From the spectral decomposition theorem, we can see that if \(\mathbf A\) is a symmetric positive semi-definite matrix, then for any integer \(p\)

\[\mathbf A^p = \mathbf Q\boldsymbol \Lambda^p \mathbf Q^\top.\] If in addition \(\mathbf A\) is positive definite (rather than just semi-definite), then \[\mathbf A^{-1} = \mathbf Q\boldsymbol \Lambda^{-1} \mathbf Q^\top\] where \(\boldsymbol \Lambda^{-1} = \text{diag}\{ \frac{1}{\lambda _1}, \dots , \frac{1}{\lambda _n} \}\).
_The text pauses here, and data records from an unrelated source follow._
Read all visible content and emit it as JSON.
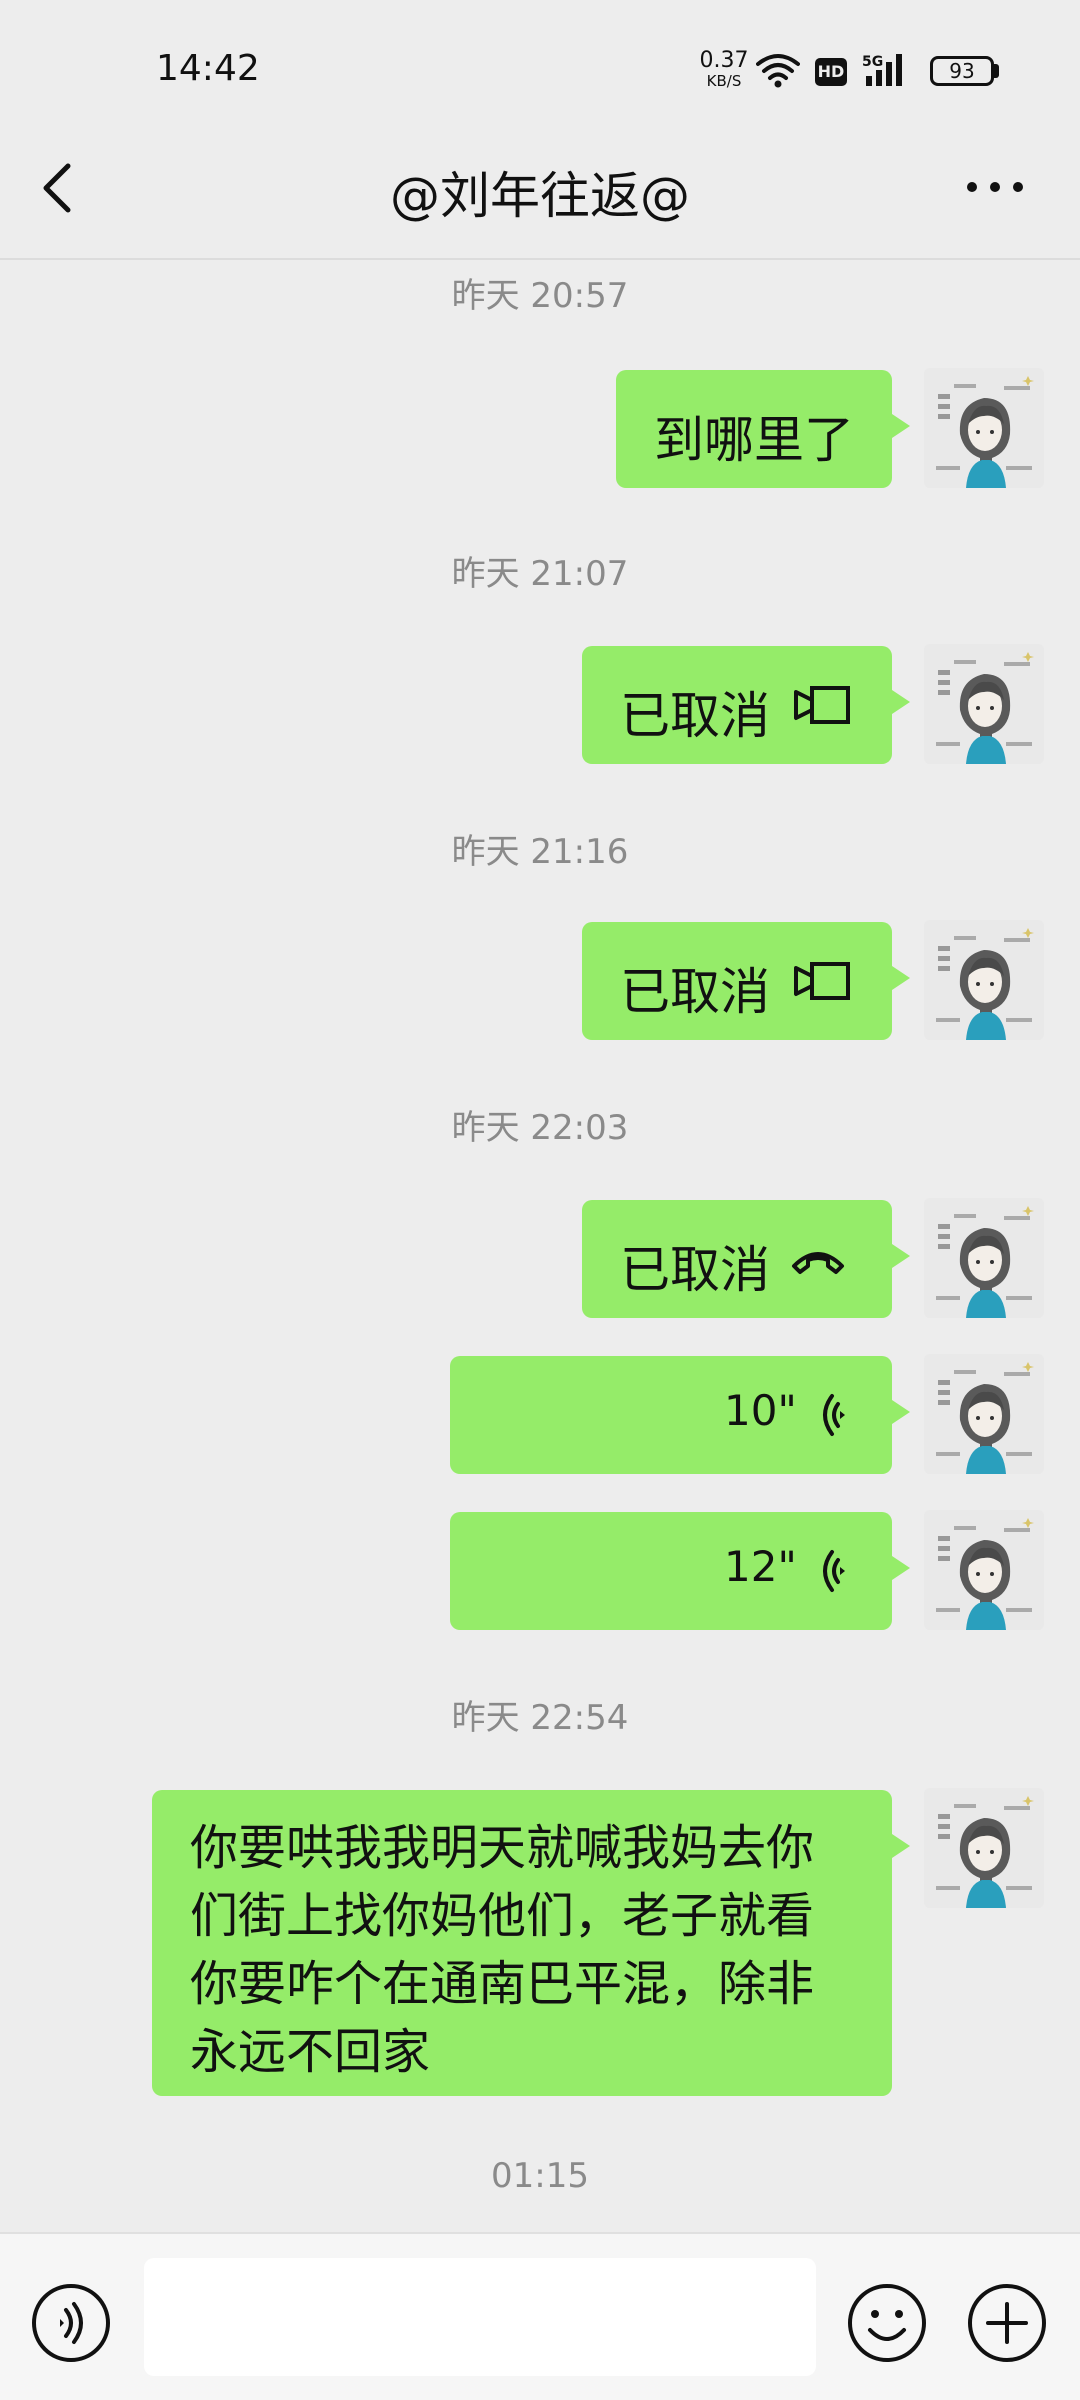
{
  "status_bar": {
    "time": "14:42",
    "net_speed_value": "0.37",
    "net_speed_unit": "KB/S",
    "hd": "HD",
    "network": "5G",
    "battery": "93"
  },
  "header": {
    "title": "@刘年往返@"
  },
  "timestamps": [
    "昨天 20:57",
    "昨天 21:07",
    "昨天 21:16",
    "昨天 22:03",
    "昨天 22:54",
    "01:15"
  ],
  "messages": [
    {
      "type": "text",
      "text": "到哪里了"
    },
    {
      "type": "video_call",
      "text": "已取消"
    },
    {
      "type": "video_call",
      "text": "已取消"
    },
    {
      "type": "voice_call",
      "text": "已取消"
    },
    {
      "type": "voice",
      "duration": "10\""
    },
    {
      "type": "voice",
      "duration": "12\""
    },
    {
      "type": "text",
      "text": "你要哄我我明天就喊我妈去你们街上找你妈他们，老子就看你要咋个在通南巴平混，除非永远不回家"
    }
  ],
  "input_bar": {
    "placeholder": ""
  },
  "colors": {
    "background": "#ededed",
    "bubble_green": "#95ec69",
    "timestamp_gray": "#8a8a8a"
  }
}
The spectral decomposition also gives us a way to define a matrix square root. If we assume \(\mathbf A\) is positive semi-definite, then its eigenvalues are non-negative, and the diagonal elements of \(\boldsymbol \Lambda\) are all non-negative.
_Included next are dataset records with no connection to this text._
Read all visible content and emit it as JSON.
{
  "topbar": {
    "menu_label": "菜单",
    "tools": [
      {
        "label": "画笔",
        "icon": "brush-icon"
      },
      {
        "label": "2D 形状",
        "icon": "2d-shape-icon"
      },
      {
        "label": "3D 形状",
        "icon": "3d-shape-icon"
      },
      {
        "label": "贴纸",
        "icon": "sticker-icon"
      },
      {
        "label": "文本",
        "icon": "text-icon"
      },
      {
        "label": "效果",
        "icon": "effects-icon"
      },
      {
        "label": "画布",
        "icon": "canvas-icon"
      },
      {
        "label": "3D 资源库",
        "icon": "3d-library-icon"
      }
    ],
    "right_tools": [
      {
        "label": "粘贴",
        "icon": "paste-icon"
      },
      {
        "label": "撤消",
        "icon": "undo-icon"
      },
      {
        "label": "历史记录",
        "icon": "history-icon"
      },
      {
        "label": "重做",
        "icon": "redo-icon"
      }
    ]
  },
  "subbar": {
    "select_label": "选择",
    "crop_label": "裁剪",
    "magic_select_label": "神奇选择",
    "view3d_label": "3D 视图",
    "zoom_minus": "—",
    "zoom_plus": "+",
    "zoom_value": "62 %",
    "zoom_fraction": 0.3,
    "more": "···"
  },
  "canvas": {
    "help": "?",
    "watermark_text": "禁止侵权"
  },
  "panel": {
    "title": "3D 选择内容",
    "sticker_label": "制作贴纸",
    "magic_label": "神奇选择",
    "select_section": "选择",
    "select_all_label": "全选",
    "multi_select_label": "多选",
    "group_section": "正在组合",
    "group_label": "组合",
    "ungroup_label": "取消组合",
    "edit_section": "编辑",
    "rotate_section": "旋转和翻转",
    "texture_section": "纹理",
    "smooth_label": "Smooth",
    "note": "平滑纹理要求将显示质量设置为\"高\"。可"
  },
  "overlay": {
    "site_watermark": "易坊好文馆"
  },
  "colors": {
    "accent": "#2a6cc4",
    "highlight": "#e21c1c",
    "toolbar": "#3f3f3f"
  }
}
We then define \({\mathbf A}^{1/2}\), a matrix square root of \(\mathbf A\), to be \({\mathbf A}^{1/2}=\mathbf Q\boldsymbol \Lambda^{1/2} \mathbf Q^\top\) where \(\boldsymbol \Lambda^{1/2}=\text{diag}\{\lambda_1^{1/2}, \ldots , \lambda_n^{1/2}\}\). This definition makes sense because \[\begin{align*} \mathbf A^{1/2}\mathbf A^{1/2}&=\mathbf Q\boldsymbol \Lambda^{1/2}\mathbf Q^\top \mathbf Q\boldsymbol \Lambda^{1/2} \mathbf Q^\top\\ &=\mathbf Q\boldsymbol \Lambda^{1/2}\boldsymbol \Lambda^{1/2}\mathbf Q^\top\\ &=\mathbf Q\boldsymbol \Lambda\mathbf Q^\top\\ &=\mathbf A, \end{align*}\] where \(\mathbf Q^\top \mathbf Q=\mathbf I_n\) and \(\boldsymbol \Lambda^{1/2}\boldsymbol \Lambda^{1/2}=\boldsymbol \Lambda\). The matrix \(\mathbf A^{1/2}\) is not the only matrix square root of \(\mathbf A\), but it is the only symmetric, positive semi-definite square root of \(\mathbf A\).

If \(\mathbf A\) is positive definite (as opposed to just positive semi-definite), then all the \(\lambda_i\) are positive and so we can also define \(\mathbf A^{-1/2}=\mathbf Q\boldsymbol \Lambda^{-1/2}\mathbf Q^\top\) where \(\boldsymbol \Lambda^{-1/2}=\text{diag}\{\lambda_1^{-1/2},\ldots , \lambda_n^{-1/2}\}\). Note that \[ \mathbf A^{-1/2}\mathbf A^{-1/2}=\mathbf Q\boldsymbol \Lambda^{-1/2}\mathbf Q^\top \mathbf Q\boldsymbol \Lambda^{-1/2}\mathbf Q^\top =\mathbf Q\boldsymbol \Lambda^{-1}\mathbf Q^\top=\mathbf A^{-1}, \] so that, as defined above, \(\mathbf A^{-1/2}\) is the matrix square root of \(\mathbf A^{-1}\). Furthermore, similar calculations show that \[ \mathbf A^{1/2}\mathbf A^{-1/2}=\mathbf A^{-1/2}\mathbf A^{1/2}=\mathbf I_n, \] so that \(\mathbf A^{-1/2}\) is the matrix inverse of \(\mathbf A^{1/2}\).